It also pays to turn off data roaming on your phone, otherwise you could be incurring charges without even realising it.
Planning a holiday can sometimes be a stressful affair and you might be tempted to skip some of the research to save time. But this can result in you choosing accommodation that’s miles away from the places you want to visit or turning up to an historic site or museum only to find it’s shut.
Equally, you might aim to see far more than is realistically possible in the time you have at your chosen destination. So rather than end up disappointed, take the time to research where you want to stay, what there is to do and when certain sights are open, and work out a realistic itinerary – not forgetting that you’ll probably want some time to relax too!
It’s also worth noting down your destination/hotel in the local language – especially when you’re in countries with a non-European language (such as Mandarin, Arabic and Japanese) – so that you’ll be able to show it to a taxi driver and always get back to your accommodation safely.
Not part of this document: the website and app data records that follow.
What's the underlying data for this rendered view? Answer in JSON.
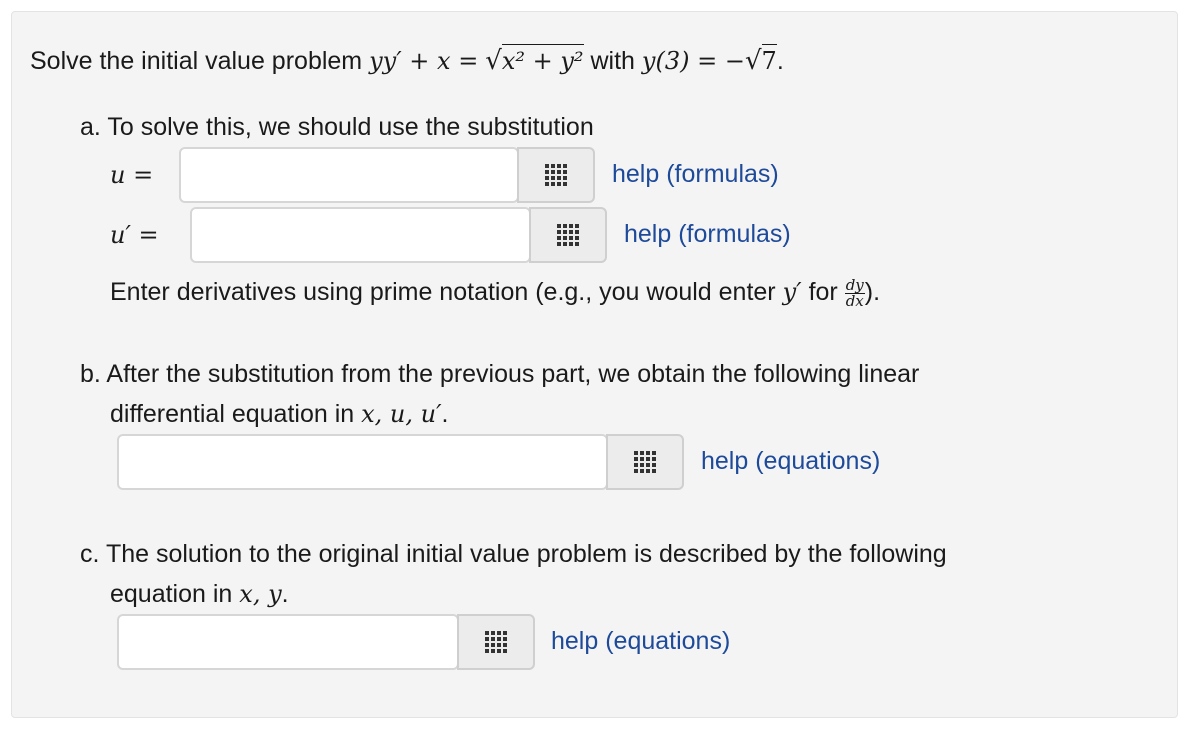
{
  "problem": {
    "prefix": "Solve the initial value problem",
    "lhs": "yy′ + x =",
    "radicand": "x² + y²",
    "with": "with",
    "ic_lhs": "y(3) = −",
    "ic_radicand": "7",
    "period": "."
  },
  "part_a": {
    "prompt": "a. To solve this, we should use the substitution",
    "u_label": "u =",
    "up_label": "u′ =",
    "u_value": "",
    "up_value": "",
    "help_u": "help (formulas)",
    "help_up": "help (formulas)",
    "note_prefix": "Enter derivatives using prime notation (e.g., you would enter",
    "note_var": "y′",
    "note_for": "for",
    "note_num": "dy",
    "note_den": "dx",
    "note_suffix": ")."
  },
  "part_b": {
    "line1": "b. After the substitution from the previous part, we obtain the following linear",
    "line2_prefix": "differential equation in",
    "line2_vars": "x, u, u′",
    "line2_suffix": ".",
    "value": "",
    "help": "help (equations)"
  },
  "part_c": {
    "line1": "c. The solution to the original initial value problem is described by the following",
    "line2_prefix": "equation in",
    "line2_vars": "x, y",
    "line2_suffix": ".",
    "value": "",
    "help": "help (equations)"
  },
  "icons": {
    "palette": "grid-icon"
  }
}
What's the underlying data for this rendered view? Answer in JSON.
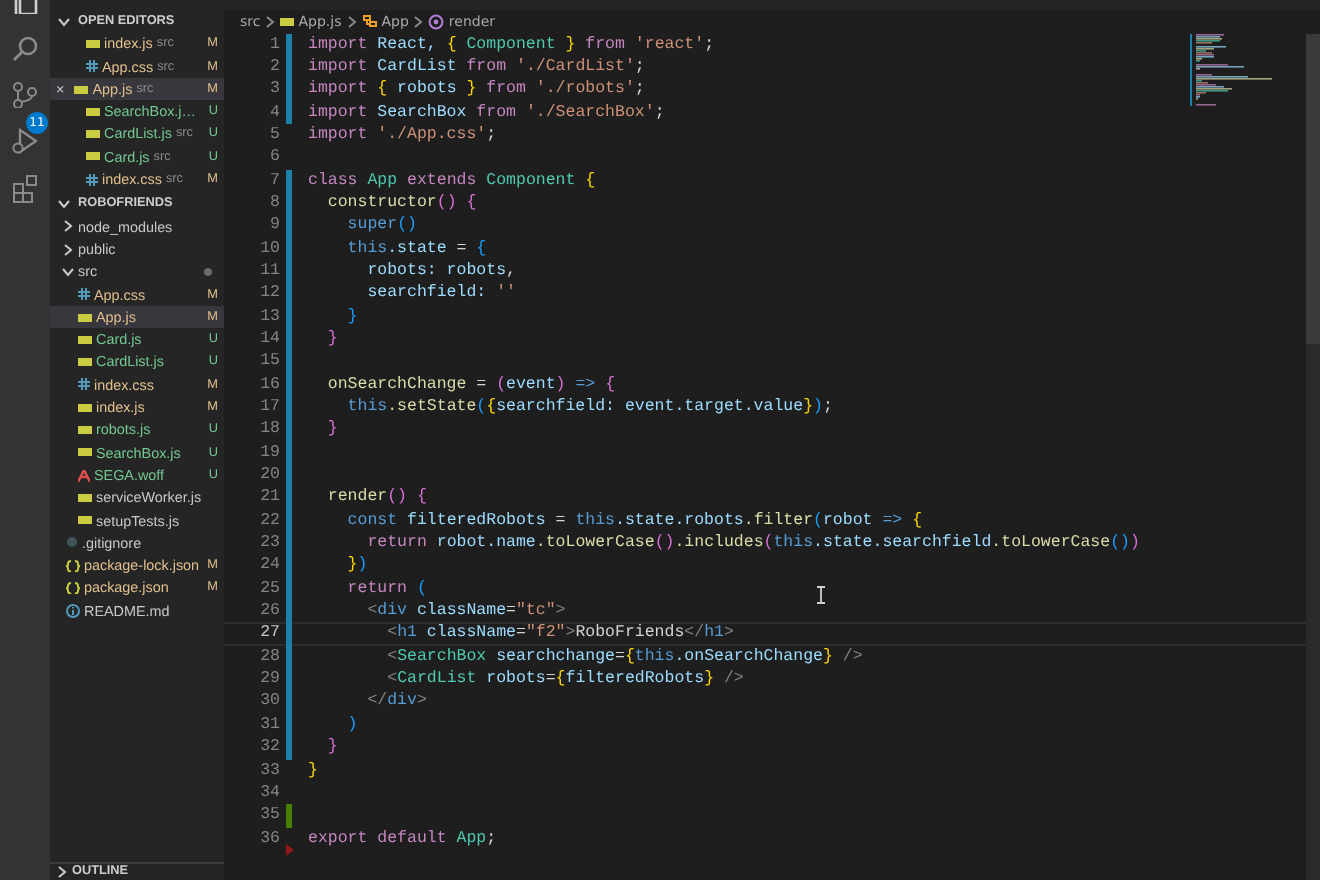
{
  "activity_bar": {
    "source_control_badge": "11"
  },
  "open_editors": {
    "title": "OPEN EDITORS",
    "items": [
      {
        "name": "index.js",
        "folder": "src",
        "status": "M",
        "kind": "js",
        "selected": false
      },
      {
        "name": "App.css",
        "folder": "src",
        "status": "M",
        "kind": "css",
        "selected": false
      },
      {
        "name": "App.js",
        "folder": "src",
        "status": "M",
        "kind": "js",
        "selected": true,
        "close": "×"
      },
      {
        "name": "SearchBox.j…",
        "status": "U",
        "kind": "js",
        "selected": false
      },
      {
        "name": "CardList.js",
        "folder": "src",
        "status": "U",
        "kind": "js",
        "selected": false
      },
      {
        "name": "Card.js",
        "folder": "src",
        "status": "U",
        "kind": "js",
        "selected": false
      },
      {
        "name": "index.css",
        "folder": "src",
        "status": "M",
        "kind": "css",
        "selected": false
      }
    ]
  },
  "explorer": {
    "title": "ROBOFRIENDS",
    "items": [
      {
        "name": "node_modules",
        "kind": "folder",
        "expanded": false,
        "selected": false
      },
      {
        "name": "public",
        "kind": "folder",
        "expanded": false,
        "selected": false
      },
      {
        "name": "src",
        "kind": "folder",
        "expanded": true,
        "selected": false,
        "has_changes": true,
        "children": [
          {
            "name": "App.css",
            "kind": "css",
            "status": "M",
            "selected": false
          },
          {
            "name": "App.js",
            "kind": "js",
            "status": "M",
            "selected": true
          },
          {
            "name": "Card.js",
            "kind": "js",
            "status": "U",
            "selected": false
          },
          {
            "name": "CardList.js",
            "kind": "js",
            "status": "U",
            "selected": false
          },
          {
            "name": "index.css",
            "kind": "css",
            "status": "M",
            "selected": false
          },
          {
            "name": "index.js",
            "kind": "js",
            "status": "M",
            "selected": false
          },
          {
            "name": "robots.js",
            "kind": "js",
            "status": "U",
            "selected": false
          },
          {
            "name": "SearchBox.js",
            "kind": "js",
            "status": "U",
            "selected": false
          },
          {
            "name": "SEGA.woff",
            "kind": "font",
            "status": "U",
            "selected": false
          },
          {
            "name": "serviceWorker.js",
            "kind": "js",
            "selected": false
          },
          {
            "name": "setupTests.js",
            "kind": "js",
            "selected": false
          }
        ]
      },
      {
        "name": ".gitignore",
        "kind": "git",
        "selected": false
      },
      {
        "name": "package-lock.json",
        "kind": "json",
        "status": "M",
        "selected": false
      },
      {
        "name": "package.json",
        "kind": "json",
        "status": "M",
        "selected": false
      },
      {
        "name": "README.md",
        "kind": "info",
        "selected": false
      }
    ]
  },
  "outline": {
    "title": "OUTLINE",
    "expanded": false
  },
  "breadcrumb": [
    {
      "text": "src",
      "kind": "folder"
    },
    {
      "text": "App.js",
      "kind": "js"
    },
    {
      "text": "App",
      "kind": "class"
    },
    {
      "text": "render",
      "kind": "method"
    }
  ],
  "code_lines": [
    {
      "number": "1",
      "kind": "modified",
      "tokens": [
        {
          "text": "import",
          "kind": "kw"
        },
        {
          "text": " React, ",
          "kind": "id"
        },
        {
          "text": "{",
          "kind": "b1"
        },
        {
          "text": " Component ",
          "kind": "cls"
        },
        {
          "text": "}",
          "kind": "b1"
        },
        {
          "text": " from ",
          "kind": "kw"
        },
        {
          "text": "'react'",
          "kind": "str"
        },
        {
          "text": ";",
          "kind": "punc"
        }
      ]
    },
    {
      "number": "2",
      "kind": "modified",
      "tokens": [
        {
          "text": "import",
          "kind": "kw"
        },
        {
          "text": " CardList ",
          "kind": "id"
        },
        {
          "text": "from ",
          "kind": "kw"
        },
        {
          "text": "'./CardList'",
          "kind": "str"
        },
        {
          "text": ";",
          "kind": "punc"
        }
      ]
    },
    {
      "number": "3",
      "kind": "modified",
      "tokens": [
        {
          "text": "import ",
          "kind": "kw"
        },
        {
          "text": "{",
          "kind": "b1"
        },
        {
          "text": " robots ",
          "kind": "id"
        },
        {
          "text": "}",
          "kind": "b1"
        },
        {
          "text": " from ",
          "kind": "kw"
        },
        {
          "text": "'./robots'",
          "kind": "str"
        },
        {
          "text": ";",
          "kind": "punc"
        }
      ]
    },
    {
      "number": "4",
      "kind": "modified",
      "tokens": [
        {
          "text": "import ",
          "kind": "kw"
        },
        {
          "text": "SearchBox ",
          "kind": "id"
        },
        {
          "text": "from ",
          "kind": "kw"
        },
        {
          "text": "'./SearchBox'",
          "kind": "str"
        },
        {
          "text": ";",
          "kind": "punc"
        }
      ]
    },
    {
      "number": "5",
      "kind": "unchanged",
      "tokens": [
        {
          "text": "import ",
          "kind": "kw"
        },
        {
          "text": "'./App.css'",
          "kind": "str"
        },
        {
          "text": ";",
          "kind": "punc"
        }
      ]
    },
    {
      "number": "6",
      "kind": "unchanged"
    },
    {
      "number": "7",
      "kind": "modified",
      "tokens": [
        {
          "text": "class ",
          "kind": "kw"
        },
        {
          "text": "App ",
          "kind": "cls"
        },
        {
          "text": "extends ",
          "kind": "kw"
        },
        {
          "text": "Component ",
          "kind": "cls"
        },
        {
          "text": "{",
          "kind": "b1"
        }
      ]
    },
    {
      "number": "8",
      "kind": "modified",
      "tokens": [
        {
          "text": "  constructor",
          "kind": "fn"
        },
        {
          "text": "() {",
          "kind": "b2"
        }
      ]
    },
    {
      "number": "9",
      "kind": "modified",
      "tokens": [
        {
          "text": "    super",
          "kind": "this"
        },
        {
          "text": "()",
          "kind": "b3"
        }
      ]
    },
    {
      "number": "10",
      "kind": "modified",
      "tokens": [
        {
          "text": "    this",
          "kind": "this"
        },
        {
          "text": ".state ",
          "kind": "id"
        },
        {
          "text": "= ",
          "kind": "punc"
        },
        {
          "text": "{",
          "kind": "b3"
        }
      ]
    },
    {
      "number": "11",
      "kind": "modified",
      "tokens": [
        {
          "text": "      robots: robots",
          "kind": "id"
        },
        {
          "text": ",",
          "kind": "punc"
        }
      ]
    },
    {
      "number": "12",
      "kind": "modified",
      "tokens": [
        {
          "text": "      searchfield: ",
          "kind": "id"
        },
        {
          "text": "''",
          "kind": "str"
        }
      ]
    },
    {
      "number": "13",
      "kind": "modified",
      "tokens": [
        {
          "text": "    }",
          "kind": "b3"
        }
      ]
    },
    {
      "number": "14",
      "kind": "modified",
      "tokens": [
        {
          "text": "  }",
          "kind": "b2"
        }
      ]
    },
    {
      "number": "15",
      "kind": "modified"
    },
    {
      "number": "16",
      "kind": "modified",
      "tokens": [
        {
          "text": "  onSearchChange ",
          "kind": "fn"
        },
        {
          "text": "= ",
          "kind": "punc"
        },
        {
          "text": "(",
          "kind": "b2"
        },
        {
          "text": "event",
          "kind": "id"
        },
        {
          "text": ")",
          "kind": "b2"
        },
        {
          "text": " => ",
          "kind": "this"
        },
        {
          "text": "{",
          "kind": "b2"
        }
      ]
    },
    {
      "number": "17",
      "kind": "modified",
      "tokens": [
        {
          "text": "    this",
          "kind": "this"
        },
        {
          "text": ".setState",
          "kind": "fn"
        },
        {
          "text": "(",
          "kind": "b3"
        },
        {
          "text": "{",
          "kind": "b1"
        },
        {
          "text": "searchfield: event.target.value",
          "kind": "id"
        },
        {
          "text": "}",
          "kind": "b1"
        },
        {
          "text": ")",
          "kind": "b3"
        },
        {
          "text": ";",
          "kind": "punc"
        }
      ]
    },
    {
      "number": "18",
      "kind": "modified",
      "tokens": [
        {
          "text": "  }",
          "kind": "b2"
        }
      ]
    },
    {
      "number": "19",
      "kind": "modified"
    },
    {
      "number": "20",
      "kind": "modified"
    },
    {
      "number": "21",
      "kind": "modified",
      "tokens": [
        {
          "text": "  render",
          "kind": "fn"
        },
        {
          "text": "() {",
          "kind": "b2"
        }
      ]
    },
    {
      "number": "22",
      "kind": "modified",
      "tokens": [
        {
          "text": "    const ",
          "kind": "this"
        },
        {
          "text": "filteredRobots ",
          "kind": "id"
        },
        {
          "text": "= ",
          "kind": "punc"
        },
        {
          "text": "this",
          "kind": "this"
        },
        {
          "text": ".state.robots",
          "kind": "id"
        },
        {
          "text": ".filter",
          "kind": "fn"
        },
        {
          "text": "(",
          "kind": "b3"
        },
        {
          "text": "robot ",
          "kind": "id"
        },
        {
          "text": "=> ",
          "kind": "this"
        },
        {
          "text": "{",
          "kind": "b1"
        }
      ]
    },
    {
      "number": "23",
      "kind": "modified",
      "tokens": [
        {
          "text": "      return ",
          "kind": "kw"
        },
        {
          "text": "robot.name",
          "kind": "id"
        },
        {
          "text": ".toLowerCase",
          "kind": "fn"
        },
        {
          "text": "()",
          "kind": "b2"
        },
        {
          "text": ".includes",
          "kind": "fn"
        },
        {
          "text": "(",
          "kind": "b2"
        },
        {
          "text": "this",
          "kind": "this"
        },
        {
          "text": ".state.searchfield",
          "kind": "id"
        },
        {
          "text": ".toLowerCase",
          "kind": "fn"
        },
        {
          "text": "()",
          "kind": "b3"
        },
        {
          "text": ")",
          "kind": "b2"
        }
      ]
    },
    {
      "number": "24",
      "kind": "modified",
      "tokens": [
        {
          "text": "    }",
          "kind": "b1"
        },
        {
          "text": ")",
          "kind": "b3"
        }
      ]
    },
    {
      "number": "25",
      "kind": "modified",
      "tokens": [
        {
          "text": "    return ",
          "kind": "kw"
        },
        {
          "text": "(",
          "kind": "b3"
        }
      ]
    },
    {
      "number": "26",
      "kind": "modified",
      "tokens": [
        {
          "text": "      <",
          "kind": "tag"
        },
        {
          "text": "div ",
          "kind": "this"
        },
        {
          "text": "className",
          "kind": "id"
        },
        {
          "text": "=",
          "kind": "punc"
        },
        {
          "text": "\"tc\"",
          "kind": "str"
        },
        {
          "text": ">",
          "kind": "tag"
        }
      ]
    },
    {
      "number": "27",
      "kind": "modified",
      "current": true,
      "tokens": [
        {
          "text": "        <",
          "kind": "tag"
        },
        {
          "text": "h1 ",
          "kind": "this"
        },
        {
          "text": "className",
          "kind": "id"
        },
        {
          "text": "=",
          "kind": "punc"
        },
        {
          "text": "\"f2\"",
          "kind": "str"
        },
        {
          "text": ">",
          "kind": "tag"
        },
        {
          "text": "RoboFriends",
          "kind": "punc"
        },
        {
          "text": "</",
          "kind": "tag"
        },
        {
          "text": "h1",
          "kind": "this"
        },
        {
          "text": ">",
          "kind": "tag"
        }
      ]
    },
    {
      "number": "28",
      "kind": "modified",
      "tokens": [
        {
          "text": "        <",
          "kind": "tag"
        },
        {
          "text": "SearchBox ",
          "kind": "cls"
        },
        {
          "text": "searchchange",
          "kind": "id"
        },
        {
          "text": "=",
          "kind": "punc"
        },
        {
          "text": "{",
          "kind": "b1"
        },
        {
          "text": "this",
          "kind": "this"
        },
        {
          "text": ".onSearchChange",
          "kind": "id"
        },
        {
          "text": "}",
          "kind": "b1"
        },
        {
          "text": " />",
          "kind": "tag"
        }
      ]
    },
    {
      "number": "29",
      "kind": "modified",
      "tokens": [
        {
          "text": "        <",
          "kind": "tag"
        },
        {
          "text": "CardList ",
          "kind": "cls"
        },
        {
          "text": "robots",
          "kind": "id"
        },
        {
          "text": "=",
          "kind": "punc"
        },
        {
          "text": "{",
          "kind": "b1"
        },
        {
          "text": "filteredRobots",
          "kind": "id"
        },
        {
          "text": "}",
          "kind": "b1"
        },
        {
          "text": " />",
          "kind": "tag"
        }
      ]
    },
    {
      "number": "30",
      "kind": "modified",
      "tokens": [
        {
          "text": "      </",
          "kind": "tag"
        },
        {
          "text": "div",
          "kind": "this"
        },
        {
          "text": ">",
          "kind": "tag"
        }
      ]
    },
    {
      "number": "31",
      "kind": "modified",
      "tokens": [
        {
          "text": "    )",
          "kind": "b3"
        }
      ]
    },
    {
      "number": "32",
      "kind": "modified",
      "tokens": [
        {
          "text": "  }",
          "kind": "b2"
        }
      ]
    },
    {
      "number": "33",
      "kind": "unchanged",
      "tokens": [
        {
          "text": "}",
          "kind": "b1"
        }
      ]
    },
    {
      "number": "34",
      "kind": "unchanged"
    },
    {
      "number": "35",
      "kind": "added"
    },
    {
      "number": "36",
      "kind": "deleted",
      "tokens": [
        {
          "text": "export default ",
          "kind": "kw"
        },
        {
          "text": "App",
          "kind": "cls"
        },
        {
          "text": ";",
          "kind": "punc"
        }
      ]
    }
  ]
}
When you hire a car, the price will usually include basic insurance. But the excess that comes with this insurance is often expensive, ranging between £750 and £2,000. To reduce this excess, you’ll be asked if you want to take out excess waiver insurance – but this can cost as much as £20 a day.
A far cheaper option is to plan ahead and purchase a standalone excess insurance policy from a specialist such as iCarhireinsurance. Here, you can pick up a policy from just £3.99 a day, making it significantly cheaper. However, be aware, if you make a claim, you will have to pay the excess to the car hire firm first before reclaiming your money from the policy provider.
Foreign currency can be confusing, particularly when it has lots of zeros on the end. Getting to grips with the money you’re using and knowing the current exchange rate will ensure you know exactly what you’re spending and that you don’t get short changed.
Also be aware that if you’re planning to use a credit card or debit card abroad, many will charge you for spending overseas and making cash withdrawals. So apply for one that won’t charge you, such as the Halifax Clarity credit card – though you should still avoid using a credit card for cash withdrawals as you’ll be charged interest from the day of the withdrawal.
Alternatively, consider a prepaid card, such as those on offer from FairFX, CaxtonFX and Travelex, which often allow you to side-step fees for using them abroad. You’ll need to top your card up with cash in advance and you can compare your options on our prepaid card channel.